Medicine has to do with diseases and conditions that affect the entire body. In this section, learn about testing and treatment plans including the medicines used to prevent and treat a range of diseases and conditions.
Is Your Hospital Diverting Ambulances Because of COVID-19?
How Ambulances Work
Can You Go to the ER Without Health Insurance?
Womanikin: Overcoming the Stigma of Breasts and CPR
Women Less Likely to Receive CPR in Public, Study Finds
Should you use ice or heat to treat an injury?
Mark Cuban Wants to Solve the U.S. Prescription Drug Price Crisis
Epidemiologists Are the 'Disease Detectives' Protecting Public Health
Should Doctors Have to Pay Patients for Running Late?
FDA Approves OTC Narcan Nasal Spray for Opioid Overdose
Why Are Potassium Iodide Pills Selling Like Crazy?
Why Are Some Shots Given in the Arm and Some in the Bum?
Medical Schools Have Come a Long Way From Grave Robbing to Get Cadavers
Compression Wear Is Key to Sports and Surgical Recovery
How Doctor On Demand Works
Anesthesia Awareness: When You're 'Awake and Aware' During Surgery
Prehab Could Make Your Recovery From Surgery a Bit Easier
You Need It Like a Hole in the Head: The Ancient Medical Art of Trepanation
Honey Can Help If Your Child Swallows a Button Battery
What Is the Rarest Personality Type?
Veins, Needles, Yikes: What to Know Before Having Blood Drawn
Are Army medics and doctors on the front lines?
Can civilians become doctors in the U.S. Army?
Do Army doctors and medics carry weapons?
Learn More / Page 2
Having blood drawn is a piece of cake for some people and a traumatic experience for others. Either way, being armed with information can only help make the process easier.
Not all drugs are created equal. And not all drugs are prescribed for the particular conditions they're technically approved to treat, either. That's when they fall into the off-label category, and they're more common than you think.
What happens when permanent teeth don't come in behind our baby teeth? Turns out there are treatments, but they'll cost you (both time and money).
Lots of factors can affect a bystander's decision to perform CPR, and a big one seems to be gender.
By Robert Lamb
The strong and sticky goo of the Dusky Arion slug provided scientists with unlikely inspiration for a glue that sticks well to wet surfaces.
A single vial of snakebite antivenom can run thousands of dollars. Why? It actually has little to do with the production process.
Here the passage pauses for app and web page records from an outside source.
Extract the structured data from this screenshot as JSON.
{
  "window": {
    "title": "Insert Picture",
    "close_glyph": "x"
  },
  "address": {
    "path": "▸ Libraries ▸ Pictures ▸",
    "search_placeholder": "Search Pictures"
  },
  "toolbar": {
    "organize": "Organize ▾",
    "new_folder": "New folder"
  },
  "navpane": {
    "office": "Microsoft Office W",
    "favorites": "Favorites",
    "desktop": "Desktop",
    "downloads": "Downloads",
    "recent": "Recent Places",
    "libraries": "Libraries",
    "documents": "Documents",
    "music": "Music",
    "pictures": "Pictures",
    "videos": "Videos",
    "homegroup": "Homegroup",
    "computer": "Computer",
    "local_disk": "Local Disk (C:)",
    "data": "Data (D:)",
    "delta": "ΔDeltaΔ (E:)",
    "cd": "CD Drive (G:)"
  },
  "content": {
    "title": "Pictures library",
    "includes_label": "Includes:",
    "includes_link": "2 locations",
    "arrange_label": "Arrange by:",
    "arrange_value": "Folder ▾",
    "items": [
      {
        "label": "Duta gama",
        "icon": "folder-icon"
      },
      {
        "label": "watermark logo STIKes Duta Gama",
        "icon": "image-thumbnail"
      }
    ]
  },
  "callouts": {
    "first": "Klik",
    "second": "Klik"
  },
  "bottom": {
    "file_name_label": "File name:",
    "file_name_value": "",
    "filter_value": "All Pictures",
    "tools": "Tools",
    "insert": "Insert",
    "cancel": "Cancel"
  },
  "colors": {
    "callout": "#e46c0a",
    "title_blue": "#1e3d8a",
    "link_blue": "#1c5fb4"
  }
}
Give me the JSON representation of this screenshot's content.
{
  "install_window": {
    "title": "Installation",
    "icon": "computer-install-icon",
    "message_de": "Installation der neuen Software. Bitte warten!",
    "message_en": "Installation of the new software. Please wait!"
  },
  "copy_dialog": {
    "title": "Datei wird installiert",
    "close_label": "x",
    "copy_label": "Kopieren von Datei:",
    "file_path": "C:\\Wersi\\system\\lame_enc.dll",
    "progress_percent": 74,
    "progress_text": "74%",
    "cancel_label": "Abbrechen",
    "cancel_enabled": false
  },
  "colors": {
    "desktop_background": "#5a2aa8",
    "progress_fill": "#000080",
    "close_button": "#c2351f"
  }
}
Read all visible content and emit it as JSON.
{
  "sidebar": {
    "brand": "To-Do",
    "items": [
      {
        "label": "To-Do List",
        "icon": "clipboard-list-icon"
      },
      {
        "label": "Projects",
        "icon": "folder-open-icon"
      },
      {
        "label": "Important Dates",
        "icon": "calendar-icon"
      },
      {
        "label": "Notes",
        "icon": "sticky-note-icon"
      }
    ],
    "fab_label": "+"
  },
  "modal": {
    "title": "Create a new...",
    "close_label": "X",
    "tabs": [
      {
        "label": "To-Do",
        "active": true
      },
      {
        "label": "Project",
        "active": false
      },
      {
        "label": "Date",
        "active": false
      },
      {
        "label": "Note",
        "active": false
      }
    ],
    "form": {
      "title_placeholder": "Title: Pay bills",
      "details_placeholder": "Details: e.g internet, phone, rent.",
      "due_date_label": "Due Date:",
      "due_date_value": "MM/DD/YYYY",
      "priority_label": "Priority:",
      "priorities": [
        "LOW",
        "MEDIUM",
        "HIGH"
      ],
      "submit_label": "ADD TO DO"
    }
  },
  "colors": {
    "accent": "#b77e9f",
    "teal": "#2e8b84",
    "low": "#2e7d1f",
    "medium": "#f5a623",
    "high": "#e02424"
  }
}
A new study found gifts from pharmaceutical reps could be influencing the prescribing behavior of doctors.
By Alia Hoyt
A huge number of clinical trials — many of which are testing life-saving drugs — languish due to low participation levels. Why is that, and what can be done?
By Alia Hoyt
A series of papers showed that overuse and underuse of medical care is a global health crisis. Here's how to address it.
By Alia Hoyt
This new study could present alternative to drugs with negative side effects. And parents of pre-surgery children experience less anxiety, too.
Although several states have proposed legal action banning the question, only Florida has actually passed a controversial law addressing the issue.
You won't believe some of the emergency medical procedures people have performed under duress. They range from sucking out venom to performing a Caesarean birth. Could you do the same?
The current U.S. recommendation is to get a tetanus shot every 10 years. Will this new study change CDC guidelines?
By Alia Hoyt
You really liked that ER doctor who stitched up your arm. That is until you got your bill. Turns out the doctor was out of your insurance network, even though the hospital's ER is in network. How does that happen?